• [PROBLEM REQUIREMENTS]:
Set down the data below in full and exactly, minus the pictures.

==================================================

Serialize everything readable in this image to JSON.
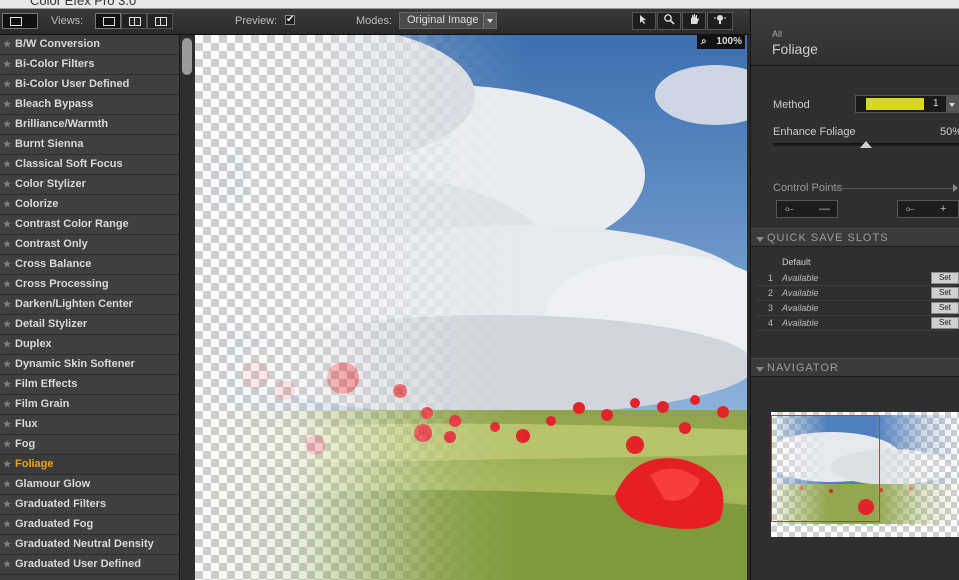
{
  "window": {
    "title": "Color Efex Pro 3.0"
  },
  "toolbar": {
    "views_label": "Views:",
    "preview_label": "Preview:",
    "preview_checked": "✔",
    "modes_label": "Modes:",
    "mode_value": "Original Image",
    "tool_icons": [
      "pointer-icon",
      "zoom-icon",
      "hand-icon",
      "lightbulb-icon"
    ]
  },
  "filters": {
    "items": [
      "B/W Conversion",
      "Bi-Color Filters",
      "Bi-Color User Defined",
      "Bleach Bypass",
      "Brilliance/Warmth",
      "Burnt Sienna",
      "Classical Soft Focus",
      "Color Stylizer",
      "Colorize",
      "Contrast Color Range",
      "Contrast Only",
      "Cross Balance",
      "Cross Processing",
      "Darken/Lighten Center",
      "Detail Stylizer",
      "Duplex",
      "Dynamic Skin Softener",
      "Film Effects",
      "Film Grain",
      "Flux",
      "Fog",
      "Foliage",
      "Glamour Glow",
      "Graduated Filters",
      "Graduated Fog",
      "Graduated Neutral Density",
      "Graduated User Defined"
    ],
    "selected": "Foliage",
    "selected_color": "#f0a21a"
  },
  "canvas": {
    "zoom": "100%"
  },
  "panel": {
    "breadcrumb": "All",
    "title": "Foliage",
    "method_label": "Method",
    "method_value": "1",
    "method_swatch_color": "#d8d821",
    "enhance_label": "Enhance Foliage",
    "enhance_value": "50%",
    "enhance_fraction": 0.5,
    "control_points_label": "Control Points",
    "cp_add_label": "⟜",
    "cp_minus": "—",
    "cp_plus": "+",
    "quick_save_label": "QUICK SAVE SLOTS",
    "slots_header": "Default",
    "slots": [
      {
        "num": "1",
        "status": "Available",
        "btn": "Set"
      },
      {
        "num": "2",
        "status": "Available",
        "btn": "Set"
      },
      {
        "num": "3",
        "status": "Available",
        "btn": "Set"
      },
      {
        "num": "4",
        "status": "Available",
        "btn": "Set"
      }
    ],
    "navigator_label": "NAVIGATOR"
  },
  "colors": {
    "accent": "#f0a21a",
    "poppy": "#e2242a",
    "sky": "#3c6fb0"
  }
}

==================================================

• [ANSWER AREA]:
Serialize everything readable in this image to JSON.
{
  "window": {
    "title": "Color Efex Pro 3.0"
  },
  "toolbar": {
    "views_label": "Views:",
    "preview_label": "Preview:",
    "preview_checked": "✔",
    "modes_label": "Modes:",
    "mode_value": "Original Image",
    "tool_icons": [
      "pointer-icon",
      "zoom-icon",
      "hand-icon",
      "lightbulb-icon"
    ]
  },
  "filters": {
    "items": [
      "B/W Conversion",
      "Bi-Color Filters",
      "Bi-Color User Defined",
      "Bleach Bypass",
      "Brilliance/Warmth",
      "Burnt Sienna",
      "Classical Soft Focus",
      "Color Stylizer",
      "Colorize",
      "Contrast Color Range",
      "Contrast Only",
      "Cross Balance",
      "Cross Processing",
      "Darken/Lighten Center",
      "Detail Stylizer",
      "Duplex",
      "Dynamic Skin Softener",
      "Film Effects",
      "Film Grain",
      "Flux",
      "Fog",
      "Foliage",
      "Glamour Glow",
      "Graduated Filters",
      "Graduated Fog",
      "Graduated Neutral Density",
      "Graduated User Defined"
    ],
    "selected": "Foliage",
    "selected_color": "#f0a21a"
  },
  "canvas": {
    "zoom": "100%"
  },
  "panel": {
    "breadcrumb": "All",
    "title": "Foliage",
    "method_label": "Method",
    "method_value": "1",
    "method_swatch_color": "#d8d821",
    "enhance_label": "Enhance Foliage",
    "enhance_value": "50%",
    "enhance_fraction": 0.5,
    "control_points_label": "Control Points",
    "cp_add_label": "⟜",
    "cp_minus": "—",
    "cp_plus": "+",
    "quick_save_label": "QUICK SAVE SLOTS",
    "slots_header": "Default",
    "slots": [
      {
        "num": "1",
        "status": "Available",
        "btn": "Set"
      },
      {
        "num": "2",
        "status": "Available",
        "btn": "Set"
      },
      {
        "num": "3",
        "status": "Available",
        "btn": "Set"
      },
      {
        "num": "4",
        "status": "Available",
        "btn": "Set"
      }
    ],
    "navigator_label": "NAVIGATOR"
  },
  "colors": {
    "accent": "#f0a21a",
    "poppy": "#e2242a",
    "sky": "#3c6fb0"
  }
}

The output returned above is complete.